I’ve been playing around with the developer release of Windows 8 for a couple of weeks now. I have to say that my first impression was not that great. I’m slowly warming up to it although it hasn’t totally won me over.

 To test drive Windows 8 I installed it on a VirtualBox virtual machine. The installation process is very quick and easy. No big changes from Windows 7. The installation only took a few minutes.

One of the first differences that I encountered was the ability to choose to log on to the system using a local account or a Windows Live account. If the Windows Live option is utilized, user preferences are sync’d across all Windows 8 computers accessed by the account.

Another difference is the main screen that loads after logging on. It’s a huge wallpaper image that needs to be swiped up to access the main Start screen.
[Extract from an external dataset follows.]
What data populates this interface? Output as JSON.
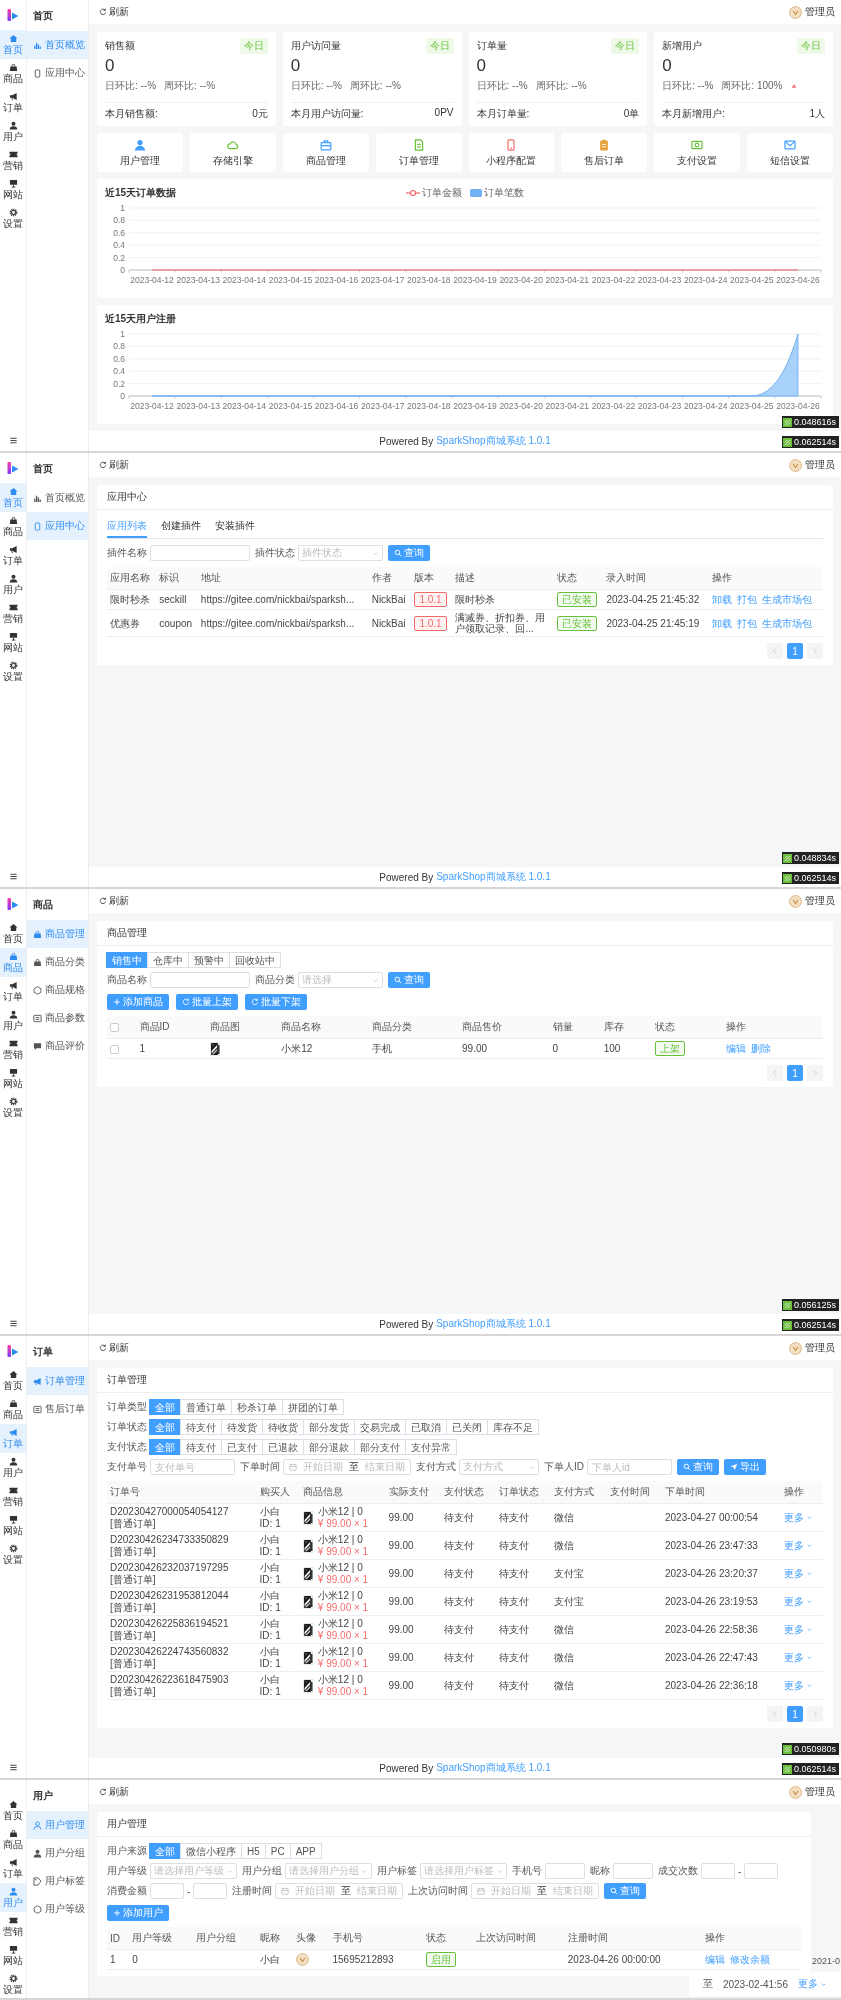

Swipe up and the Start screen is revealed which has a series of tiles that take you to what Microsoft is calling “Metro Style” apps. The preview version has a number of apps preinstalled to show off the new Metro style applications. Developers writing Metro Style apps can code them in C, C++, C#, Visual Basic, HTML5/JavaScript and/or using XAML. There are apps for weather, stock quotes, social media, and games. Supposedly these apps were built by Microsoft interns to demonstrate how easy these applications are to build. By the way, have you ever met a technology intern? I find them pretty sharp. Never the less, Microsoft states developing for Windows 8 will be a breeze.

 To access what we all have come to know and love as the classic Windows desktop you need to click on the associated tile. Here lies another little surprise… the ribbon interface. That’s right. Love it or hate it Microsoft has replaces the classic tool bar with the Ribbon interface.

The other big change is the Start menu. Microsoft has done away with the classic nested fly-out menu. To get to what’s left of the Start menu in Windows 8 you place your cursor on the lower left part of the screen, you then receive a pop up menu with options to go to: Settings, Devices, Share, Search, and Start.

I’ve found Windows 8 to be snappy and it seems very light weight and easy on resources – that all while running in a virtual machine environment with just the minimal resources dedicated to it. I’ve been able to install standard Windows applications without any issues. This developer preview release is a bit buggy but it’s a pretty solid first out of the gate effort from Microsoft. The jury is still out for me as far the keyboard mouse experience. I’m still learning the tricks of navigating the system with peripherals. I imagine that on a dedicated touch system the usability experience is much better. I credit Microsoft for their effort with Windows 8, despite my concern for its usability in the enterprise. It’s been my experience that any small change in the computing environment tends to throw enterprise users for a huge loop, taking them out of their comfort zone. I don’t foresee IT folks, especially those who support end users, looking to implement Windows 8 any time soon and especially without enterprise tools to control the user interface.